#### [WHAT IS NEEDED]
Repeat the entries exactly but omit the pictures.

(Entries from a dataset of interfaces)
______________________________
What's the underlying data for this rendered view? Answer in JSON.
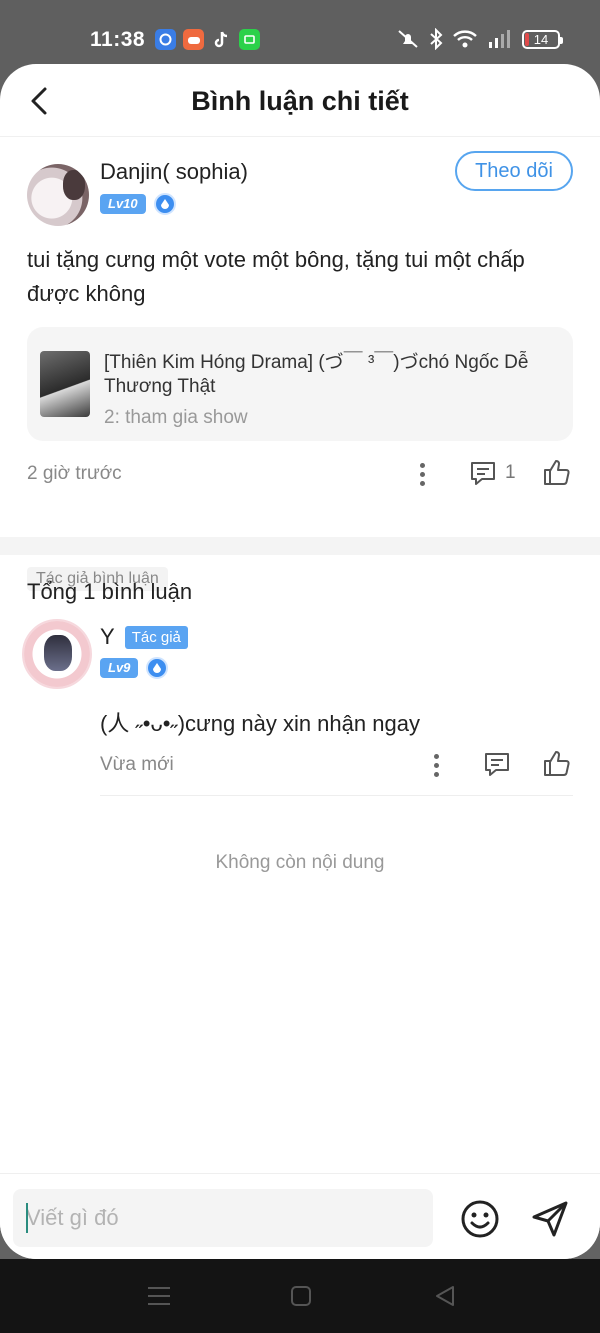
{
  "status_bar": {
    "time": "11:38",
    "battery": "14",
    "battery_level": 0.14,
    "app_icons": [
      "browser-icon",
      "game-icon",
      "tiktok-icon",
      "chat-icon"
    ],
    "system_icons": [
      "mute-icon",
      "bluetooth-icon",
      "wifi-icon",
      "signal-icon"
    ]
  },
  "header": {
    "title": "Bình luận chi tiết"
  },
  "main_comment": {
    "user_name": "Danjin( sophia)",
    "level": "Lv10",
    "follow_label": "Theo dõi",
    "text": "tui tặng cưng một vote một bông, tặng tui một chấp được không",
    "quote": {
      "title": "[Thiên Kim Hóng Drama] (づ￣ ³￣)づchó Ngốc Dễ Thương Thật",
      "subtitle": "2: tham gia show"
    },
    "time": "2 giờ trước",
    "reply_count": "1",
    "author_tag": "Tác giả bình luận"
  },
  "replies_section": {
    "total_label": "Tổng 1 bình luận",
    "end_text": "Không còn nội dung"
  },
  "reply": {
    "user_name": "Y",
    "author_badge": "Tác giả",
    "level": "Lv9",
    "text": "(人 ˶•ᴗ•˶)cưng này xin nhận ngay",
    "time": "Vừa mới"
  },
  "input_bar": {
    "placeholder": "Viết gì đó"
  },
  "colors": {
    "accent": "#57a5ef",
    "badge": "#5aa4f2",
    "status_bar": "#5f5f5f",
    "nav_bar": "#141414"
  }
}
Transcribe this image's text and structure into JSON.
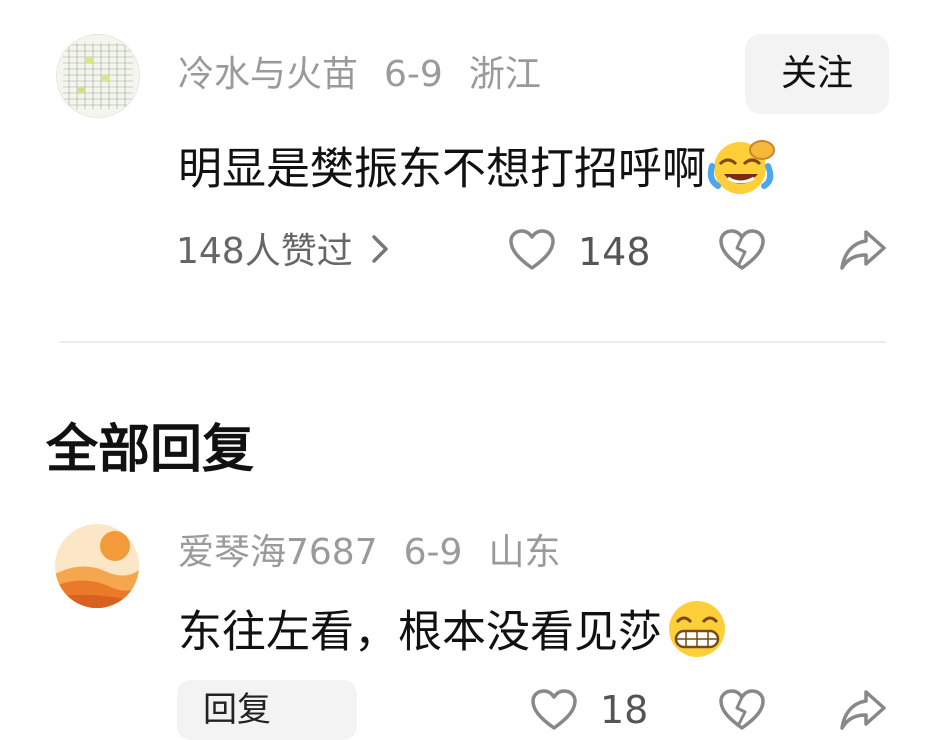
{
  "comment": {
    "username": "冷水与火苗",
    "date": "6-9",
    "location": "浙江",
    "follow_label": "关注",
    "text": "明显是樊振东不想打招呼啊",
    "emoji": "laughing-crying-emoji",
    "likes_summary": "148人赞过",
    "like_count": "148"
  },
  "section": {
    "title": "全部回复"
  },
  "reply": {
    "username": "爱琴海7687",
    "date": "6-9",
    "location": "山东",
    "text": "东往左看，根本没看见莎",
    "emoji": "grinning-emoji",
    "reply_label": "回复",
    "like_count": "18"
  },
  "colors": {
    "meta_gray": "#9a9a9a",
    "button_bg": "#f3f3f3",
    "icon_gray": "#888888"
  }
}
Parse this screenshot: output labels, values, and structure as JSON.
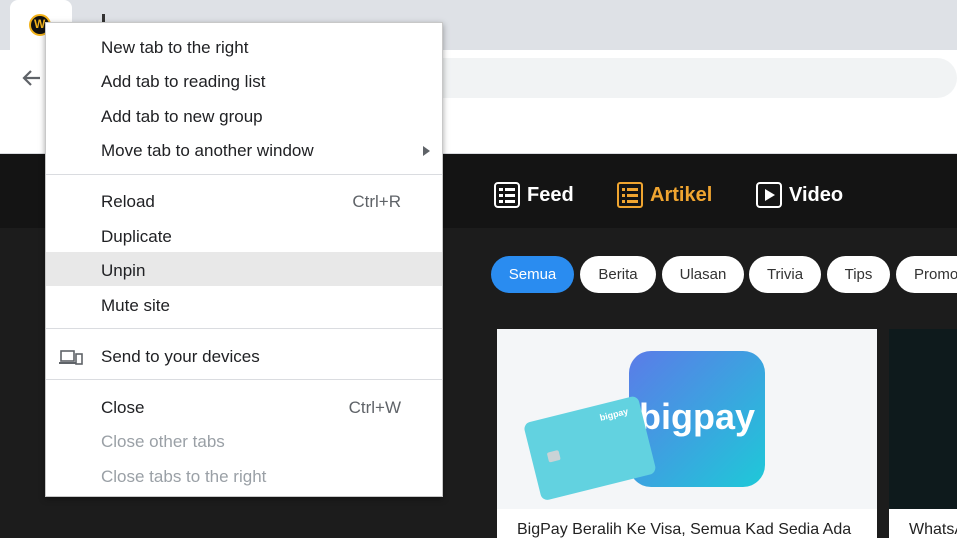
{
  "context_menu": {
    "items": [
      {
        "label": "New tab to the right"
      },
      {
        "label": "Add tab to reading list"
      },
      {
        "label": "Add tab to new group"
      },
      {
        "label": "Move tab to another window"
      },
      {
        "label": "Reload",
        "shortcut": "Ctrl+R"
      },
      {
        "label": "Duplicate"
      },
      {
        "label": "Unpin"
      },
      {
        "label": "Mute site"
      },
      {
        "label": "Send to your devices"
      },
      {
        "label": "Close",
        "shortcut": "Ctrl+W"
      },
      {
        "label": "Close other tabs"
      },
      {
        "label": "Close tabs to the right"
      }
    ]
  },
  "site_nav": {
    "feed": "Feed",
    "artikel": "Artikel",
    "video": "Video",
    "active_color": "#f0a530"
  },
  "categories": [
    "Semua",
    "Berita",
    "Ulasan",
    "Trivia",
    "Tips",
    "Promo"
  ],
  "cards": [
    {
      "title": "BigPay Beralih Ke Visa, Semua Kad Sedia Ada",
      "logo_text": "bigpay"
    },
    {
      "title": "WhatsApp"
    }
  ],
  "colors": {
    "accent": "#2a8cf0",
    "brand": "#f0a530"
  }
}
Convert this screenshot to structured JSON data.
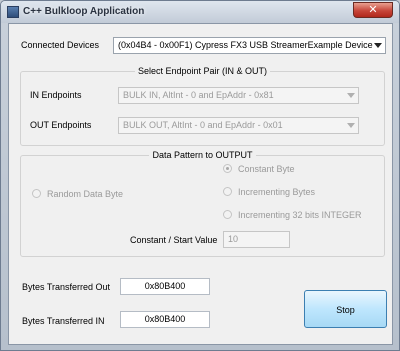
{
  "window": {
    "title": "C++ Bulkloop Application",
    "close_glyph": "✕"
  },
  "connected_devices": {
    "label": "Connected Devices",
    "selected": "(0x04B4 - 0x00F1) Cypress FX3 USB StreamerExample Device"
  },
  "endpoint_group": {
    "title": "Select Endpoint Pair (IN & OUT)",
    "in_label": "IN Endpoints",
    "in_selected": "BULK IN, AltInt - 0 and EpAddr - 0x81",
    "out_label": "OUT Endpoints",
    "out_selected": "BULK OUT, AltInt - 0 and EpAddr - 0x01"
  },
  "pattern_group": {
    "title": "Data Pattern to OUTPUT",
    "options": {
      "random": "Random Data Byte",
      "constant": "Constant Byte",
      "incrementing": "Incrementing Bytes",
      "incrementing32": "Incrementing 32 bits INTEGER"
    },
    "selected_option": "Constant Byte",
    "start_value_label": "Constant / Start Value",
    "start_value": "10"
  },
  "stats": {
    "out_label": "Bytes Transferred Out",
    "out_value": "0x80B400",
    "in_label": "Bytes Transferred IN",
    "in_value": "0x80B400"
  },
  "actions": {
    "stop_label": "Stop"
  }
}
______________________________
#### [RESPONSE BELOW]
What's the underlying data for this rendered view? Answer in JSON.
{
  "status_bar": {
    "time": "11:38",
    "battery": "14",
    "battery_level": 0.14,
    "app_icons": [
      "browser-icon",
      "game-icon",
      "tiktok-icon",
      "chat-icon"
    ],
    "system_icons": [
      "mute-icon",
      "bluetooth-icon",
      "wifi-icon",
      "signal-icon"
    ]
  },
  "header": {
    "title": "Bình luận chi tiết"
  },
  "main_comment": {
    "user_name": "Danjin( sophia)",
    "level": "Lv10",
    "follow_label": "Theo dõi",
    "text": "tui tặng cưng một vote một bông, tặng tui một chấp được không",
    "quote": {
      "title": "[Thiên Kim Hóng Drama] (づ￣ ³￣)づchó Ngốc Dễ Thương Thật",
      "subtitle": "2: tham gia show"
    },
    "time": "2 giờ trước",
    "reply_count": "1",
    "author_tag": "Tác giả bình luận"
  },
  "replies_section": {
    "total_label": "Tổng 1 bình luận",
    "end_text": "Không còn nội dung"
  },
  "reply": {
    "user_name": "Y",
    "author_badge": "Tác giả",
    "level": "Lv9",
    "text": "(人 ˶•ᴗ•˶)cưng này xin nhận ngay",
    "time": "Vừa mới"
  },
  "input_bar": {
    "placeholder": "Viết gì đó"
  },
  "colors": {
    "accent": "#57a5ef",
    "badge": "#5aa4f2",
    "status_bar": "#5f5f5f",
    "nav_bar": "#141414"
  }
}
Transcribe this image's text and structure into JSON.
{
  "comment": {
    "username": "冷水与火苗",
    "date": "6-9",
    "location": "浙江",
    "follow_label": "关注",
    "text": "明显是樊振东不想打招呼啊",
    "emoji": "laughing-crying-emoji",
    "likes_summary": "148人赞过",
    "like_count": "148"
  },
  "section": {
    "title": "全部回复"
  },
  "reply": {
    "username": "爱琴海7687",
    "date": "6-9",
    "location": "山东",
    "text": "东往左看，根本没看见莎",
    "emoji": "grinning-emoji",
    "reply_label": "回复",
    "like_count": "18"
  },
  "colors": {
    "meta_gray": "#9a9a9a",
    "button_bg": "#f3f3f3",
    "icon_gray": "#888888"
  }
}
Parse this screenshot: output labels, values, and structure as JSON.
{
  "context_menu": {
    "items": [
      {
        "label": "New tab to the right"
      },
      {
        "label": "Add tab to reading list"
      },
      {
        "label": "Add tab to new group"
      },
      {
        "label": "Move tab to another window"
      },
      {
        "label": "Reload",
        "shortcut": "Ctrl+R"
      },
      {
        "label": "Duplicate"
      },
      {
        "label": "Unpin"
      },
      {
        "label": "Mute site"
      },
      {
        "label": "Send to your devices"
      },
      {
        "label": "Close",
        "shortcut": "Ctrl+W"
      },
      {
        "label": "Close other tabs"
      },
      {
        "label": "Close tabs to the right"
      }
    ]
  },
  "site_nav": {
    "feed": "Feed",
    "artikel": "Artikel",
    "video": "Video",
    "active_color": "#f0a530"
  },
  "categories": [
    "Semua",
    "Berita",
    "Ulasan",
    "Trivia",
    "Tips",
    "Promo"
  ],
  "cards": [
    {
      "title": "BigPay Beralih Ke Visa, Semua Kad Sedia Ada",
      "logo_text": "bigpay"
    },
    {
      "title": "WhatsApp"
    }
  ],
  "colors": {
    "accent": "#2a8cf0",
    "brand": "#f0a530"
  }
}
Convert this screenshot to structured JSON data.
{
  "window": {
    "title": "C++ Bulkloop Application",
    "close_glyph": "✕"
  },
  "connected_devices": {
    "label": "Connected Devices",
    "selected": "(0x04B4 - 0x00F1) Cypress FX3 USB StreamerExample Device"
  },
  "endpoint_group": {
    "title": "Select Endpoint Pair (IN & OUT)",
    "in_label": "IN Endpoints",
    "in_selected": "BULK IN, AltInt - 0 and EpAddr - 0x81",
    "out_label": "OUT Endpoints",
    "out_selected": "BULK OUT, AltInt - 0 and EpAddr - 0x01"
  },
  "pattern_group": {
    "title": "Data Pattern to OUTPUT",
    "options": {
      "random": "Random Data Byte",
      "constant": "Constant Byte",
      "incrementing": "Incrementing Bytes",
      "incrementing32": "Incrementing 32 bits INTEGER"
    },
    "selected_option": "Constant Byte",
    "start_value_label": "Constant / Start Value",
    "start_value": "10"
  },
  "stats": {
    "out_label": "Bytes Transferred Out",
    "out_value": "0x80B400",
    "in_label": "Bytes Transferred IN",
    "in_value": "0x80B400"
  },
  "actions": {
    "stop_label": "Stop"
  }
}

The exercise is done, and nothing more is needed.